Central Council of Indian Medicines (CCIM), in the recent past, have taken steps to reform Ayurvedic Education and make it more practical oriented. As a part of this, syllabus of various subjects have been modified and new syllabus has been prescribed for different courses of Ayurvedic Education, taking into consideration of the recent advances in the medical science and challenges face by the physician during their practice. In this process, both the theory and practical syllabus of Dravyaguna, at Under Graduate, PG Diploma and Post Graduate level, have been restructured.
The therapeutic efficacy of the drugs used in Ayurveda greatly depends upon the use of proper and genuine raw materials. Hence, an Ayurveda graduate should know the easy or convenient classical as well as recent methods of drug identification and should be trained in such a way that he/she should be able to identify the genuine drug. All the parts of the plant are used in drug industry. According to a survey on the annual consumption of raw drugs it has been observed that 50% root, 15% fruit/seeds, 12% wood based, 9% whole plant, 7% bark/stem, 4% leaves, and 3% flower are used as raw material by the industry. Study of each part needs to be carried out carefully. Methods of the identification of plants on the basis of examination of their parts become very much important in such circumstances.
The recent practical syllabus of Dravyaguna vijnana, recommended by CCIM, New Delhi, is a step to achieve this aim. Till now no exclusive practical book on Dravyaguna is available which can guide the students to carry out practical work for the identification of both organized as well as unorganized drugs. Therefore it was thought worthy to draft a book, based on practical experience, which can guide the teachers, students and technicians engaged in Dravyaguna practical.
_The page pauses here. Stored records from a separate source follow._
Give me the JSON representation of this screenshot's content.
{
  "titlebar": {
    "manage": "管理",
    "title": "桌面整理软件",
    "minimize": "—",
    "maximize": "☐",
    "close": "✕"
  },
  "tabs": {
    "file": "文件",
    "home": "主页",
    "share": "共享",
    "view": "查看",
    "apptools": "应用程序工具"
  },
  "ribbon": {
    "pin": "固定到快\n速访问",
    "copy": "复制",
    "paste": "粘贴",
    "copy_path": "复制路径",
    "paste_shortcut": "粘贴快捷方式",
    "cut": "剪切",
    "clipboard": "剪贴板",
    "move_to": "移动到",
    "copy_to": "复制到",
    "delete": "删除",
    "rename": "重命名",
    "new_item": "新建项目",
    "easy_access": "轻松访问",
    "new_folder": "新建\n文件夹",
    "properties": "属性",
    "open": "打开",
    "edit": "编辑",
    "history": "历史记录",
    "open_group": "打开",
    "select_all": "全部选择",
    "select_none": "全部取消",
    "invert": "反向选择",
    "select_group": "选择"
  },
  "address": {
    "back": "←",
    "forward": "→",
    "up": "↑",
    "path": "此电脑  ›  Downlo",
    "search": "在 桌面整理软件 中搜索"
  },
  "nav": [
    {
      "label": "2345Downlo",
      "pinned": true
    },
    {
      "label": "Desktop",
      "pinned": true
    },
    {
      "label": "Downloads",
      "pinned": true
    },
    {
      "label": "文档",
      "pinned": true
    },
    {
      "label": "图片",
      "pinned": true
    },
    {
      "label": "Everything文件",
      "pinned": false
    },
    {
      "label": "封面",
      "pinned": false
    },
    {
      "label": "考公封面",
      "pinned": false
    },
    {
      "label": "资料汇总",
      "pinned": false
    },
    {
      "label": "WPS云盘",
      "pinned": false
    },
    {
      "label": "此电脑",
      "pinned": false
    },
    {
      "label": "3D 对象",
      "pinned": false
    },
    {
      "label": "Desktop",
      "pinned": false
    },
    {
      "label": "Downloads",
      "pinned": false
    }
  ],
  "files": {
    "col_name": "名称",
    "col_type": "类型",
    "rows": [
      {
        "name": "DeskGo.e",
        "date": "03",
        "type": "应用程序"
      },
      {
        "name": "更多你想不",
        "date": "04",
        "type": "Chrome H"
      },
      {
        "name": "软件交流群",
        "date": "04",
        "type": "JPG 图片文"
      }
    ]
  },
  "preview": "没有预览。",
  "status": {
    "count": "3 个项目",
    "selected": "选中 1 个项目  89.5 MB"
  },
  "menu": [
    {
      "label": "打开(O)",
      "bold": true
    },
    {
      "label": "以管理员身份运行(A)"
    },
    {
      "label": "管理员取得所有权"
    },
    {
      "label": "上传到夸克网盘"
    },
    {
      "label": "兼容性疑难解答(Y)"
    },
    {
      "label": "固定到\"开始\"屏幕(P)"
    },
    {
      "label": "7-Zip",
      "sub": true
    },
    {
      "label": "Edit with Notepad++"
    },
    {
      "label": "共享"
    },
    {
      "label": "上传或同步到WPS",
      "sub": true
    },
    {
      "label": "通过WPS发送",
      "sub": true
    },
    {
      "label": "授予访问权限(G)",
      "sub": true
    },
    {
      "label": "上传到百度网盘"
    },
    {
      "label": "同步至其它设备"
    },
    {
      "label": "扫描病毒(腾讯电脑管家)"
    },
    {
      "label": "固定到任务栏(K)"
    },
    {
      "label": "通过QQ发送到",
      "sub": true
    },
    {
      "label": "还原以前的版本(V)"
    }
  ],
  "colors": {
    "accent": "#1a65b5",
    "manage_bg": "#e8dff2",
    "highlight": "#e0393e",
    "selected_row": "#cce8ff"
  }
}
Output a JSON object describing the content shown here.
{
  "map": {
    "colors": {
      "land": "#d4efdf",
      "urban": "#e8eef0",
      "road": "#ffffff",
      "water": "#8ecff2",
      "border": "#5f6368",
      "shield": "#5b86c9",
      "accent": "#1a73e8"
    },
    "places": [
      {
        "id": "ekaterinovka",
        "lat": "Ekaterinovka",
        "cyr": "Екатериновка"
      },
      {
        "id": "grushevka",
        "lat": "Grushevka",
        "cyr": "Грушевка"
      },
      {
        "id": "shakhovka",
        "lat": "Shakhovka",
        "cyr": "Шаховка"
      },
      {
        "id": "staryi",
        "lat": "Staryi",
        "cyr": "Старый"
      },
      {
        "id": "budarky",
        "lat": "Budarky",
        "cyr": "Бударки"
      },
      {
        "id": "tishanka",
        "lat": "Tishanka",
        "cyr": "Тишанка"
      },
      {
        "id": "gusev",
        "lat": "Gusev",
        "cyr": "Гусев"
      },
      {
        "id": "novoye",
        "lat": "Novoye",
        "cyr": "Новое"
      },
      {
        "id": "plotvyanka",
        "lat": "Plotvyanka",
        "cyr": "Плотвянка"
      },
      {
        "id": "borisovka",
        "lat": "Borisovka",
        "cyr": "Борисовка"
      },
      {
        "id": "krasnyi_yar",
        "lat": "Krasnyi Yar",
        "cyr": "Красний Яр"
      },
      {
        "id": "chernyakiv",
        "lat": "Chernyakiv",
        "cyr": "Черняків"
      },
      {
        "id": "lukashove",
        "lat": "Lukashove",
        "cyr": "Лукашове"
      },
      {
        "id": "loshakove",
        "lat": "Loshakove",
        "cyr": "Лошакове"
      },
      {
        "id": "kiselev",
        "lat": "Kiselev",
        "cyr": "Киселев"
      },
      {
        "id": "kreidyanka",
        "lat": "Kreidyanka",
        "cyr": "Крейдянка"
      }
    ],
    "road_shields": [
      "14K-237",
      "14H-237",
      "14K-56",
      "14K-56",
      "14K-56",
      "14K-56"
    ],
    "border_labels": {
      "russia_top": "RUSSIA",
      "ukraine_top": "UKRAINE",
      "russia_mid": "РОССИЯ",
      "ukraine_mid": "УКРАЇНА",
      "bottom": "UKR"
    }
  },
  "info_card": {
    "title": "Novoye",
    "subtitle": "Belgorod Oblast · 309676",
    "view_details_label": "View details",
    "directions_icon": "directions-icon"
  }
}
The present book is an attempt to provide baseline information about minimum knowledge about the equipments needed for conducting Dravyaguna practical. Definition of various plant parts with diagrammatic presentation of various plant parts with an example of Ayurvedic medicinal plant for the correct botanical identification of the plant. Minimum preparatory requirements for conducting a systematic field tour, preservation of dry and wet drug sample through standard herbarium technique method.
In this book we have tried to give more emphasis on identification of different plant parts as prescribed in the BAMS syllabus. Each drug was experimented in the laboratory and the drawings included in the book have been solely made by us from the powders in our laboratory from authenticated samples. Different plant parts i.e. root, stem, fruit, rhizome, seed, flowers, bark, leaves including exudates, were dealt with relation to their botanical source, official source, synonyms, availability, identifying macroscopic characters of both fresh and dry conditions, transverse sections, organoleptic characters, powder microscopy, histochemical evaluations, pharmacological actions, adulterants, substitute and important formulations. Syllabus has been covered in a simple format and language. All diagrams are scientifically labelled and self explanatory. Efforts have been made to provide maximum description through self-sketched diagrams. For easy understanding of non Ayurvedic persons, the English equivalents of classical Ayurvedic terms (disease conditions), as mentioned in Ayurvedic Formulary of India, have been provided. At the end of the book, definition of pharmacological terms and index of botanical terms have been provided.
It is our earnest hope that this book will full fill the expectations of the students and teachers of Ayurveda and Pharmacy. It is our first attempt in this direction, there may be short comings. Constructive suggestions for improvement and corrections of inadvertent errors, if any, will be gladly and gratefully received, highly appreciated and carefully considered.